> **STORED DATA**:
%%
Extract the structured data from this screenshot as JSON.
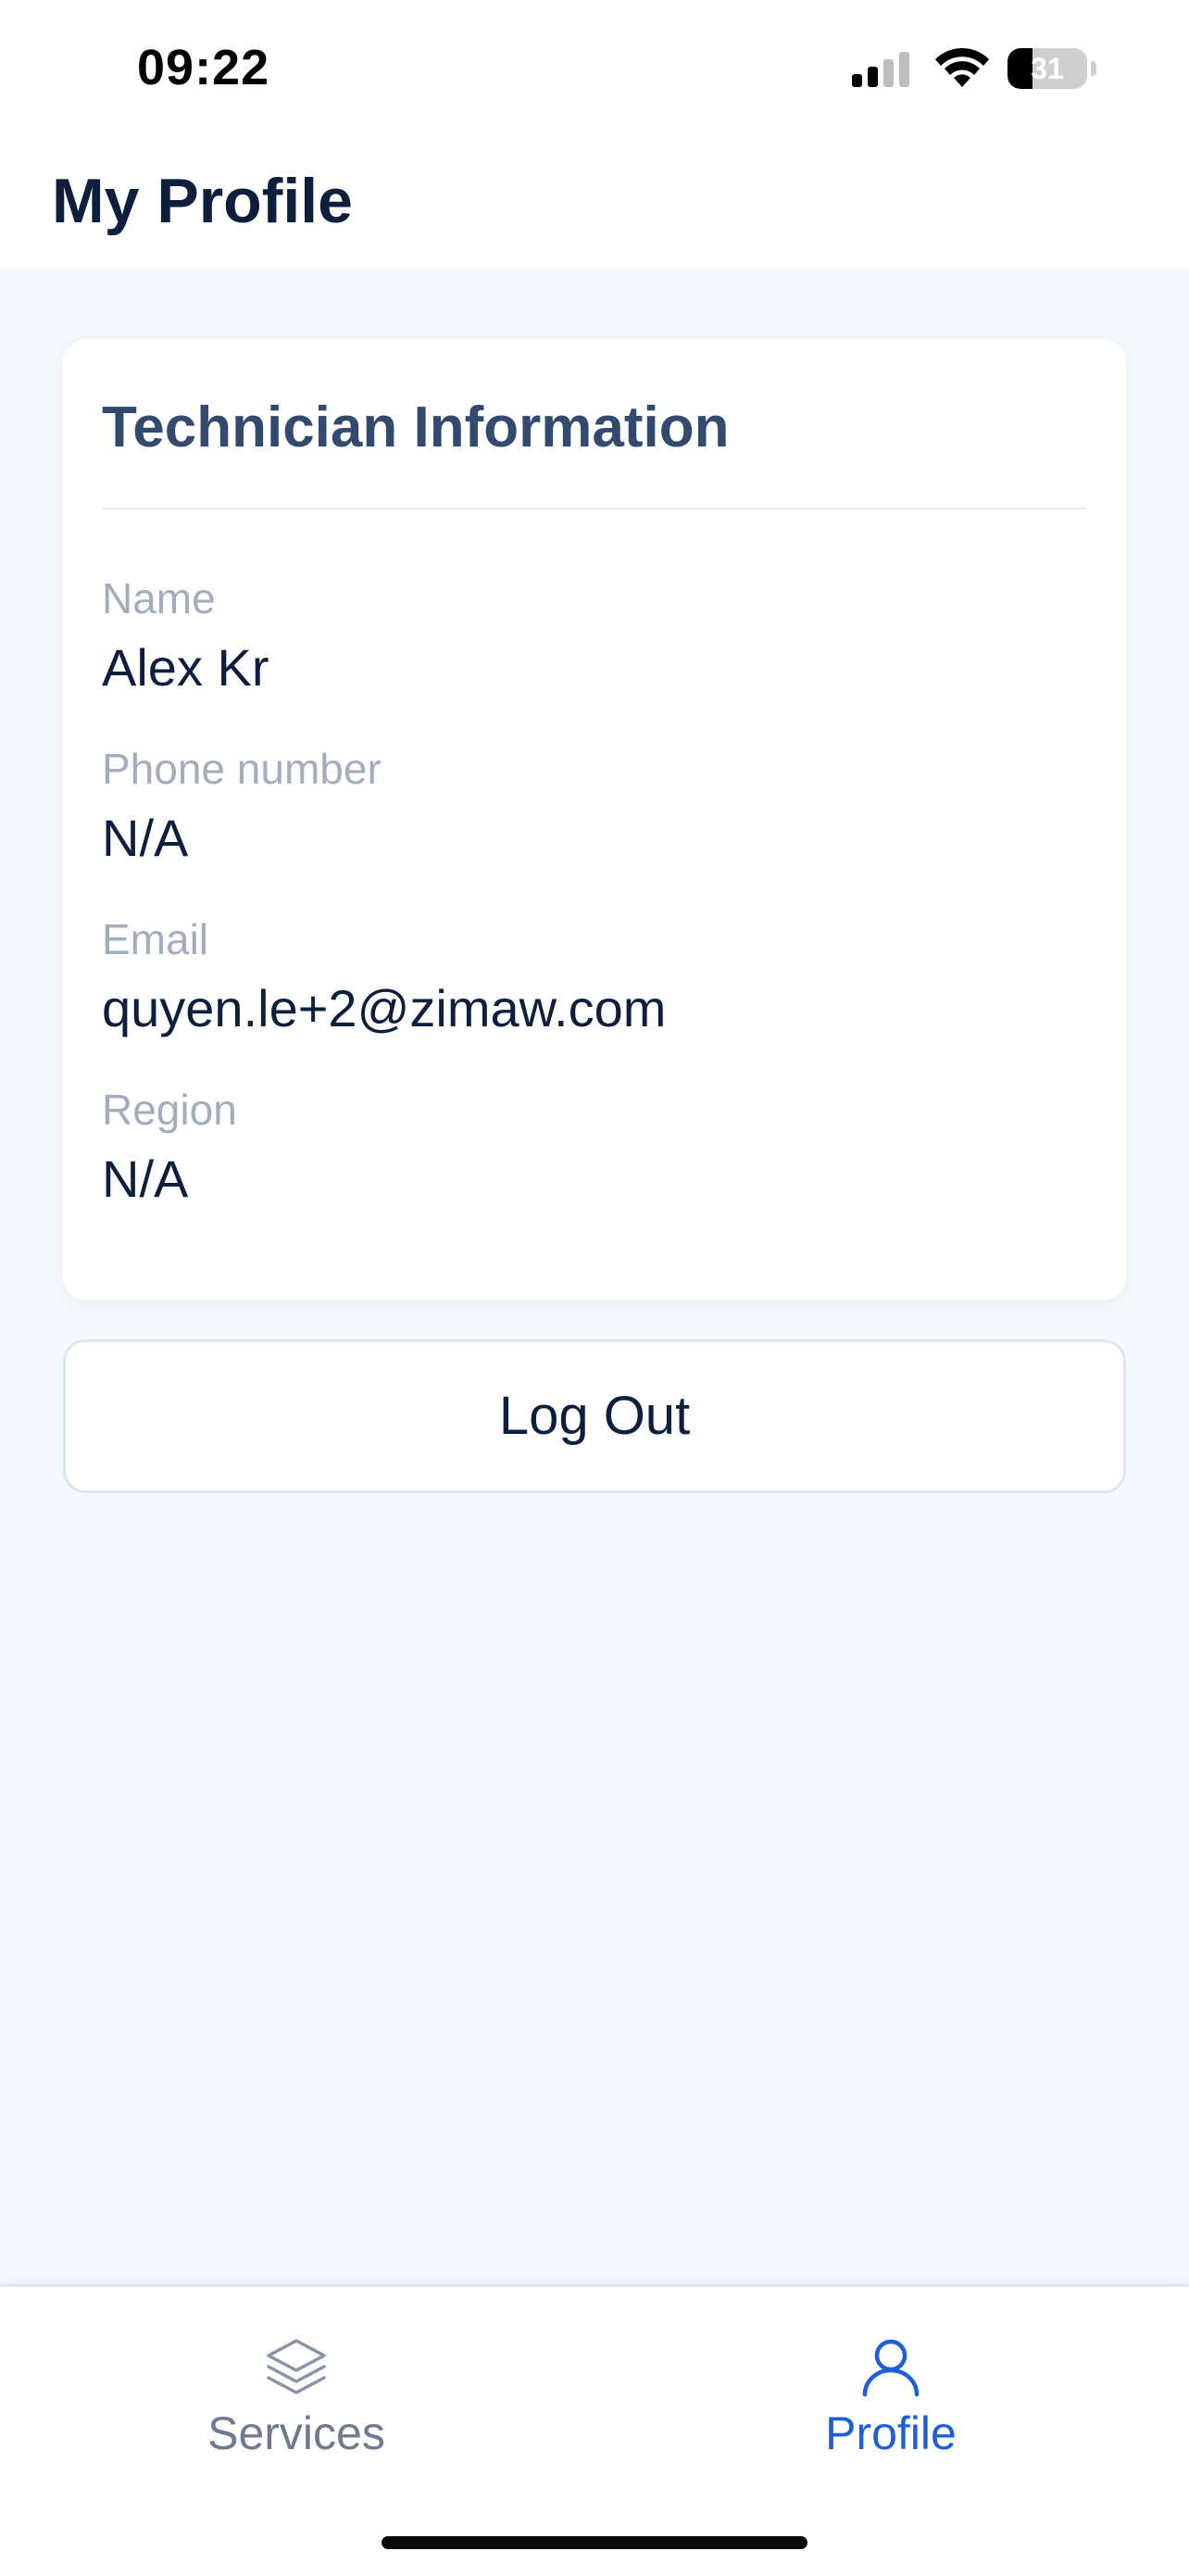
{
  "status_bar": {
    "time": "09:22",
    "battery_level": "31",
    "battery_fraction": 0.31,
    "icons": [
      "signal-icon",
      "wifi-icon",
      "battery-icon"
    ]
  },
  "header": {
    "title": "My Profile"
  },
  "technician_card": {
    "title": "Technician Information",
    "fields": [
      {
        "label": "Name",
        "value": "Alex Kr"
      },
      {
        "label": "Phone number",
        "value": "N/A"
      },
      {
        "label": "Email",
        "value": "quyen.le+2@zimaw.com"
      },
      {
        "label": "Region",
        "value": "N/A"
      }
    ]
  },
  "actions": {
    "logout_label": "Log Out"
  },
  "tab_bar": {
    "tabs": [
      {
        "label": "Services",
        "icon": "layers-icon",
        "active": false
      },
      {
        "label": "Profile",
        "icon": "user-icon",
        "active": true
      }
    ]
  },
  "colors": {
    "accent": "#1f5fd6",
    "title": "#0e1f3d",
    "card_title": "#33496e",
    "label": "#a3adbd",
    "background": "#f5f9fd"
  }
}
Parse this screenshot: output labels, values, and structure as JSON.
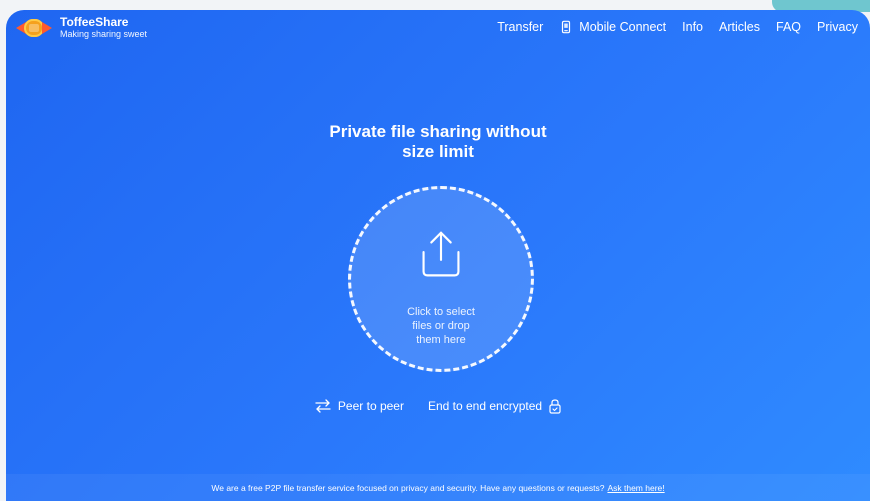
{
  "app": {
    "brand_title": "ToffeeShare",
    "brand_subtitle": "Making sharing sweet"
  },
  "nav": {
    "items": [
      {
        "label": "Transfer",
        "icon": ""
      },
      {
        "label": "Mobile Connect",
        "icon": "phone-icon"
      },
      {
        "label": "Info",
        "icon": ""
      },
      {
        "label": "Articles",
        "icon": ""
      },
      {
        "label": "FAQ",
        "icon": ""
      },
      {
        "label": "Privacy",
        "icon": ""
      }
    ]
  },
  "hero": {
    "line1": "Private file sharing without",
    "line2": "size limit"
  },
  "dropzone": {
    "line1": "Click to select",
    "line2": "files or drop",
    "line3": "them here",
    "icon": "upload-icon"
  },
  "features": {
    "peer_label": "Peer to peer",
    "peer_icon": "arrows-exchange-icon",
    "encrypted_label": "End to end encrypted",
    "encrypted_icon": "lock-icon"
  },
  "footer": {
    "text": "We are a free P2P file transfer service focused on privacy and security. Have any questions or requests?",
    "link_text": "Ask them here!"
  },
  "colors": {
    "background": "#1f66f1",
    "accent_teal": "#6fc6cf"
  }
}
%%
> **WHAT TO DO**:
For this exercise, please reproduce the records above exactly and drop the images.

> **YOUR RESPONSE**:
Extract the structured data from this screenshot as JSON.
{
  "status_bar": {
    "time": "09:22",
    "battery_level": "31",
    "battery_fraction": 0.31,
    "icons": [
      "signal-icon",
      "wifi-icon",
      "battery-icon"
    ]
  },
  "header": {
    "title": "My Profile"
  },
  "technician_card": {
    "title": "Technician Information",
    "fields": [
      {
        "label": "Name",
        "value": "Alex Kr"
      },
      {
        "label": "Phone number",
        "value": "N/A"
      },
      {
        "label": "Email",
        "value": "quyen.le+2@zimaw.com"
      },
      {
        "label": "Region",
        "value": "N/A"
      }
    ]
  },
  "actions": {
    "logout_label": "Log Out"
  },
  "tab_bar": {
    "tabs": [
      {
        "label": "Services",
        "icon": "layers-icon",
        "active": false
      },
      {
        "label": "Profile",
        "icon": "user-icon",
        "active": true
      }
    ]
  },
  "colors": {
    "accent": "#1f5fd6",
    "title": "#0e1f3d",
    "card_title": "#33496e",
    "label": "#a3adbd",
    "background": "#f5f9fd"
  }
}
Parse this screenshot: output labels, values, and structure as JSON.
{
  "app": {
    "brand_title": "ToffeeShare",
    "brand_subtitle": "Making sharing sweet"
  },
  "nav": {
    "items": [
      {
        "label": "Transfer",
        "icon": ""
      },
      {
        "label": "Mobile Connect",
        "icon": "phone-icon"
      },
      {
        "label": "Info",
        "icon": ""
      },
      {
        "label": "Articles",
        "icon": ""
      },
      {
        "label": "FAQ",
        "icon": ""
      },
      {
        "label": "Privacy",
        "icon": ""
      }
    ]
  },
  "hero": {
    "line1": "Private file sharing without",
    "line2": "size limit"
  },
  "dropzone": {
    "line1": "Click to select",
    "line2": "files or drop",
    "line3": "them here",
    "icon": "upload-icon"
  },
  "features": {
    "peer_label": "Peer to peer",
    "peer_icon": "arrows-exchange-icon",
    "encrypted_label": "End to end encrypted",
    "encrypted_icon": "lock-icon"
  },
  "footer": {
    "text": "We are a free P2P file transfer service focused on privacy and security. Have any questions or requests?",
    "link_text": "Ask them here!"
  },
  "colors": {
    "background": "#1f66f1",
    "accent_teal": "#6fc6cf"
  }
}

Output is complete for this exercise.